• What to produce: In your copy, include no images, and write out every entry below exactly as it stands.

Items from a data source
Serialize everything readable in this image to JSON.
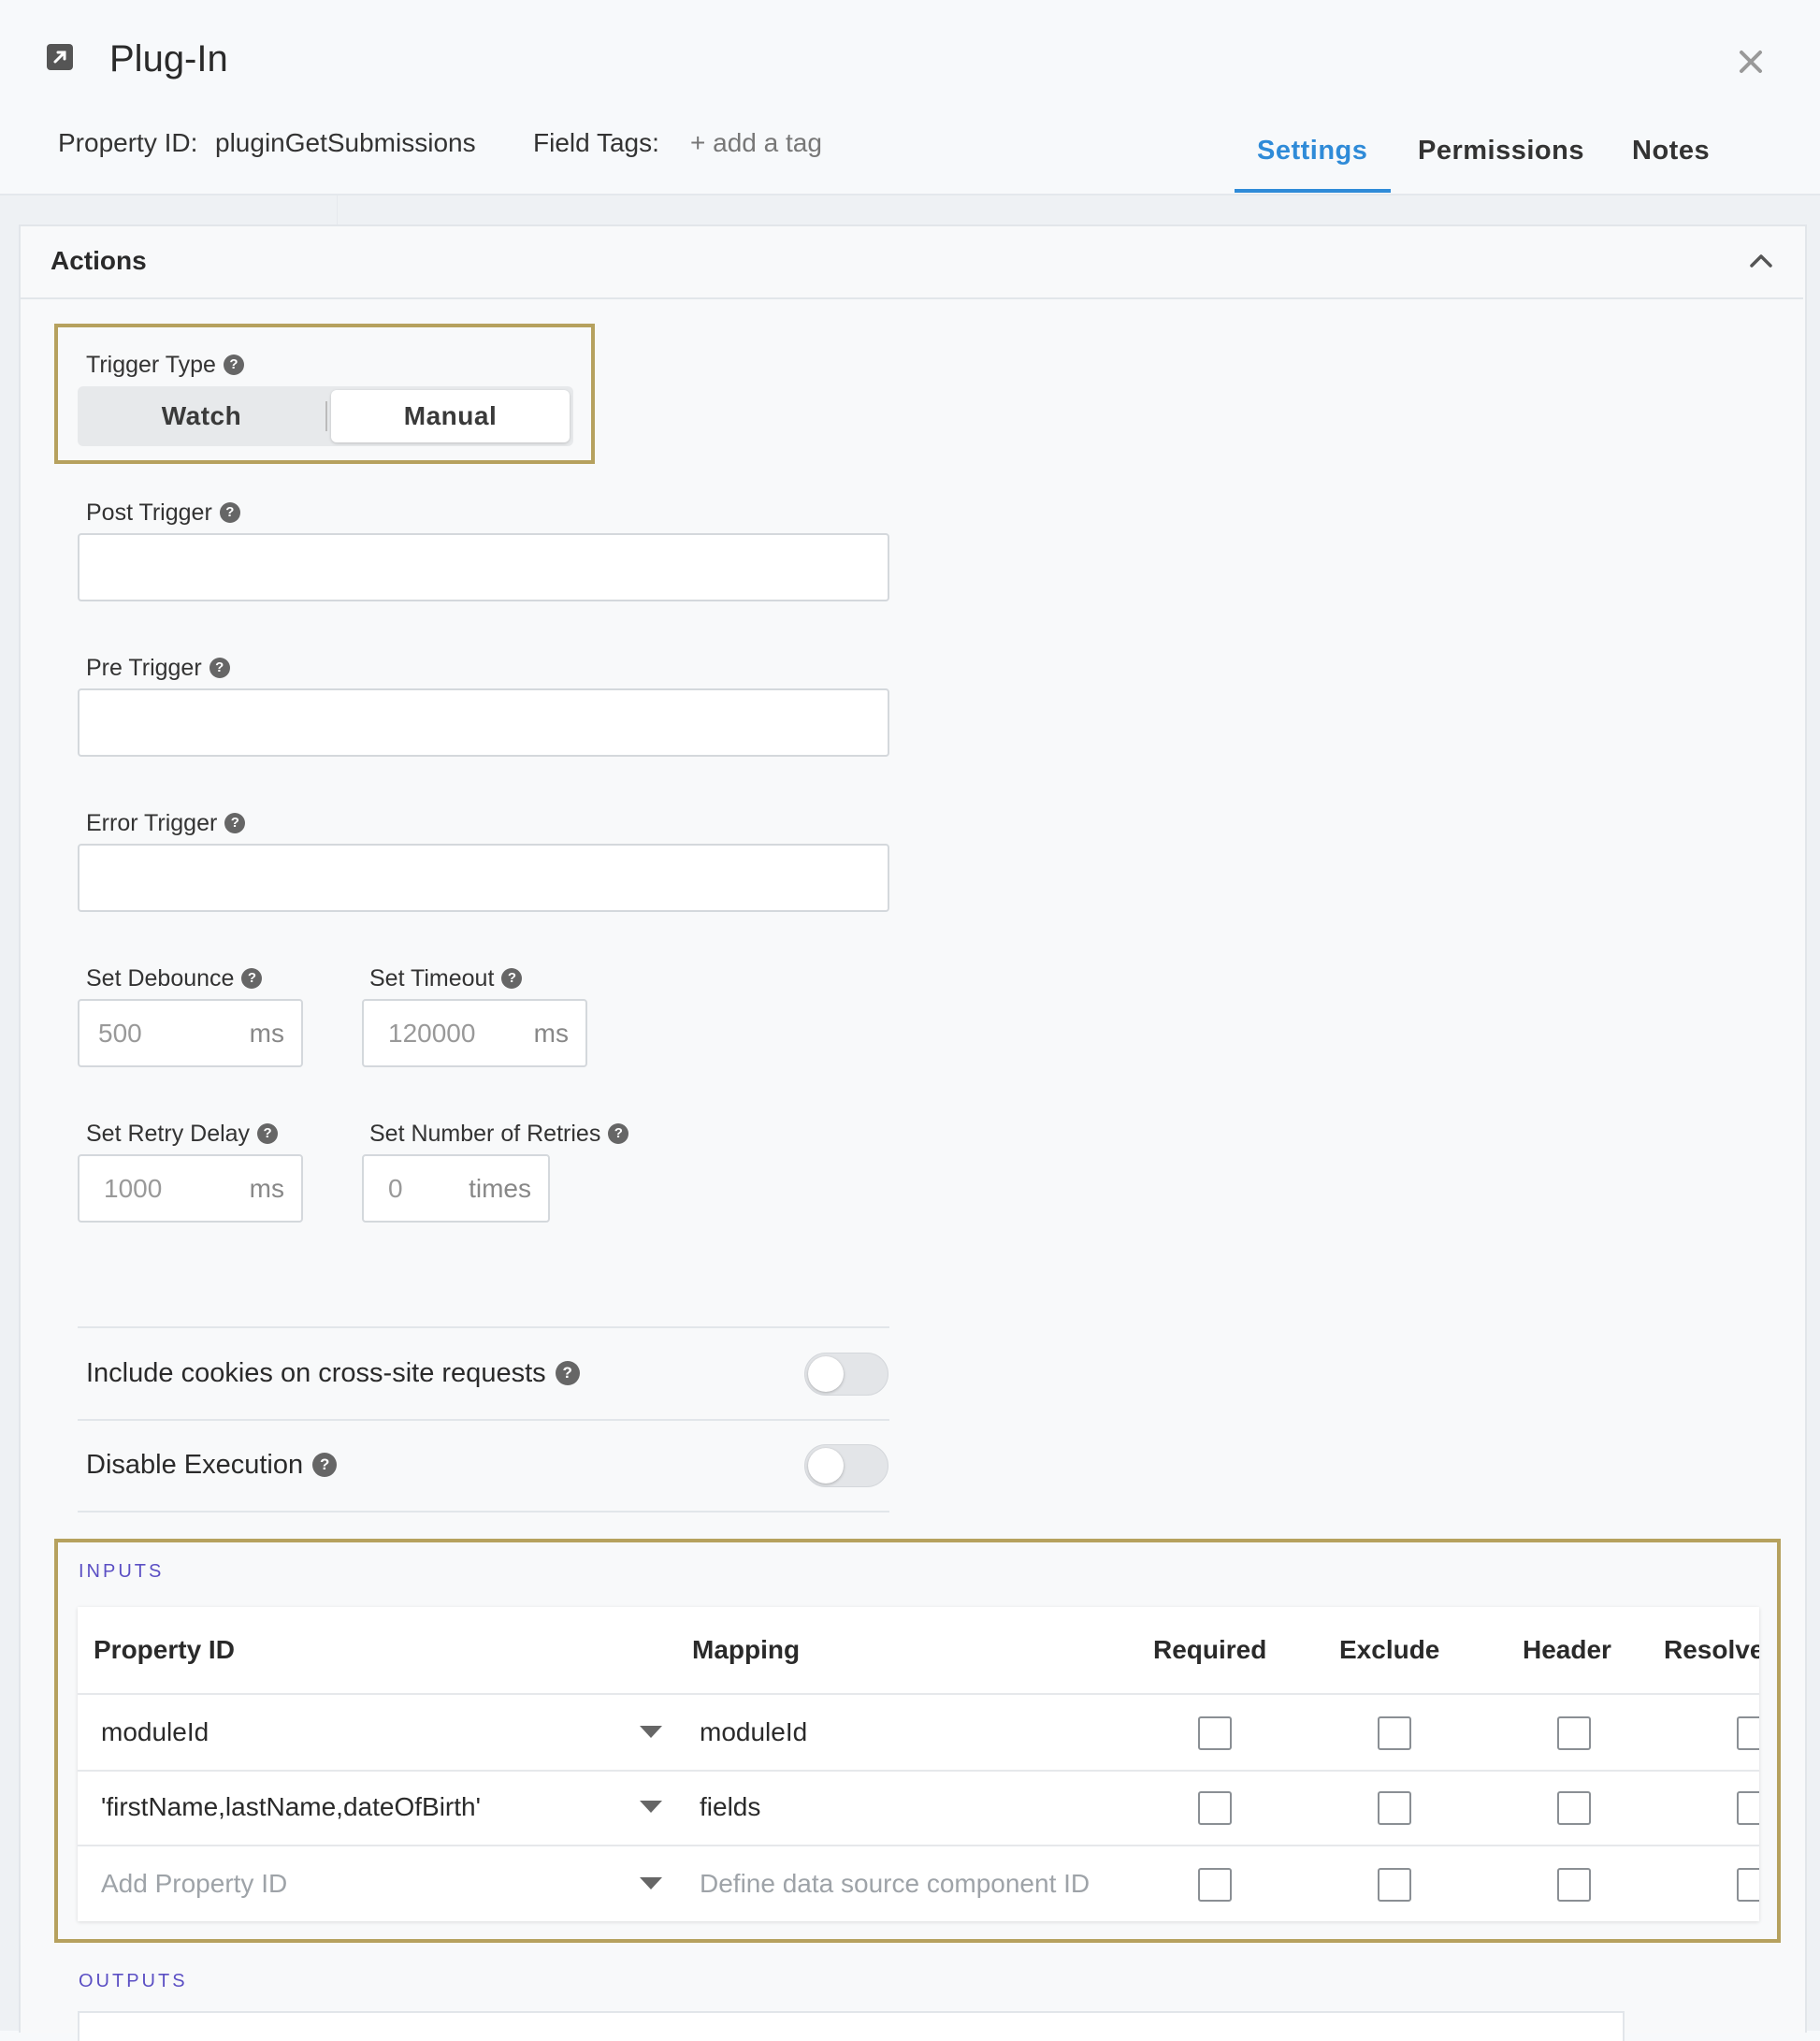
{
  "dialog": {
    "title": "Plug-In",
    "property_id_label": "Property ID:",
    "property_id_value": "pluginGetSubmissions",
    "field_tags_label": "Field Tags:",
    "add_tag_label": "+ add a tag"
  },
  "tabs": [
    {
      "label": "Settings",
      "active": true
    },
    {
      "label": "Permissions",
      "active": false
    },
    {
      "label": "Notes",
      "active": false
    }
  ],
  "section": {
    "title": "Actions"
  },
  "trigger_type": {
    "label": "Trigger Type",
    "options": [
      "Watch",
      "Manual"
    ],
    "selected": "Manual"
  },
  "post_trigger": {
    "label": "Post Trigger",
    "value": ""
  },
  "pre_trigger": {
    "label": "Pre Trigger",
    "value": ""
  },
  "error_trigger": {
    "label": "Error Trigger",
    "value": ""
  },
  "debounce": {
    "label": "Set Debounce",
    "placeholder": "500",
    "unit": "ms"
  },
  "timeout": {
    "label": "Set Timeout",
    "placeholder": "120000",
    "unit": "ms"
  },
  "retry_delay": {
    "label": "Set Retry Delay",
    "placeholder": "1000",
    "unit": "ms"
  },
  "retries": {
    "label": "Set Number of Retries",
    "placeholder": "0",
    "unit": "times"
  },
  "toggles": [
    {
      "label": "Include cookies on cross-site requests",
      "on": false
    },
    {
      "label": "Disable Execution",
      "on": false
    }
  ],
  "inputs": {
    "heading": "INPUTS",
    "columns": [
      "Property ID",
      "Mapping",
      "Required",
      "Exclude",
      "Header",
      "Resolve"
    ],
    "rows": [
      {
        "property_id": "moduleId",
        "mapping": "moduleId"
      },
      {
        "property_id": "'firstName,lastName,dateOfBirth'",
        "mapping": "fields"
      }
    ],
    "new_row": {
      "property_placeholder": "Add Property ID",
      "mapping_placeholder": "Define data source component ID"
    }
  },
  "outputs": {
    "heading": "OUTPUTS"
  },
  "colors": {
    "accent": "#2f8bd8",
    "highlight": "#b6a15e",
    "section_label": "#5b4fc4"
  },
  "icons": [
    "external-link-icon",
    "close-icon",
    "chevron-up-icon",
    "help-icon",
    "caret-down-icon"
  ]
}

• Task response:
Serialize everything readable in this image to JSON.
{
  "dialog": {
    "title": "Plug-In",
    "property_id_label": "Property ID:",
    "property_id_value": "pluginGetSubmissions",
    "field_tags_label": "Field Tags:",
    "add_tag_label": "+ add a tag"
  },
  "tabs": [
    {
      "label": "Settings",
      "active": true
    },
    {
      "label": "Permissions",
      "active": false
    },
    {
      "label": "Notes",
      "active": false
    }
  ],
  "section": {
    "title": "Actions"
  },
  "trigger_type": {
    "label": "Trigger Type",
    "options": [
      "Watch",
      "Manual"
    ],
    "selected": "Manual"
  },
  "post_trigger": {
    "label": "Post Trigger",
    "value": ""
  },
  "pre_trigger": {
    "label": "Pre Trigger",
    "value": ""
  },
  "error_trigger": {
    "label": "Error Trigger",
    "value": ""
  },
  "debounce": {
    "label": "Set Debounce",
    "placeholder": "500",
    "unit": "ms"
  },
  "timeout": {
    "label": "Set Timeout",
    "placeholder": "120000",
    "unit": "ms"
  },
  "retry_delay": {
    "label": "Set Retry Delay",
    "placeholder": "1000",
    "unit": "ms"
  },
  "retries": {
    "label": "Set Number of Retries",
    "placeholder": "0",
    "unit": "times"
  },
  "toggles": [
    {
      "label": "Include cookies on cross-site requests",
      "on": false
    },
    {
      "label": "Disable Execution",
      "on": false
    }
  ],
  "inputs": {
    "heading": "INPUTS",
    "columns": [
      "Property ID",
      "Mapping",
      "Required",
      "Exclude",
      "Header",
      "Resolve"
    ],
    "rows": [
      {
        "property_id": "moduleId",
        "mapping": "moduleId"
      },
      {
        "property_id": "'firstName,lastName,dateOfBirth'",
        "mapping": "fields"
      }
    ],
    "new_row": {
      "property_placeholder": "Add Property ID",
      "mapping_placeholder": "Define data source component ID"
    }
  },
  "outputs": {
    "heading": "OUTPUTS"
  },
  "colors": {
    "accent": "#2f8bd8",
    "highlight": "#b6a15e",
    "section_label": "#5b4fc4"
  },
  "icons": [
    "external-link-icon",
    "close-icon",
    "chevron-up-icon",
    "help-icon",
    "caret-down-icon"
  ]
}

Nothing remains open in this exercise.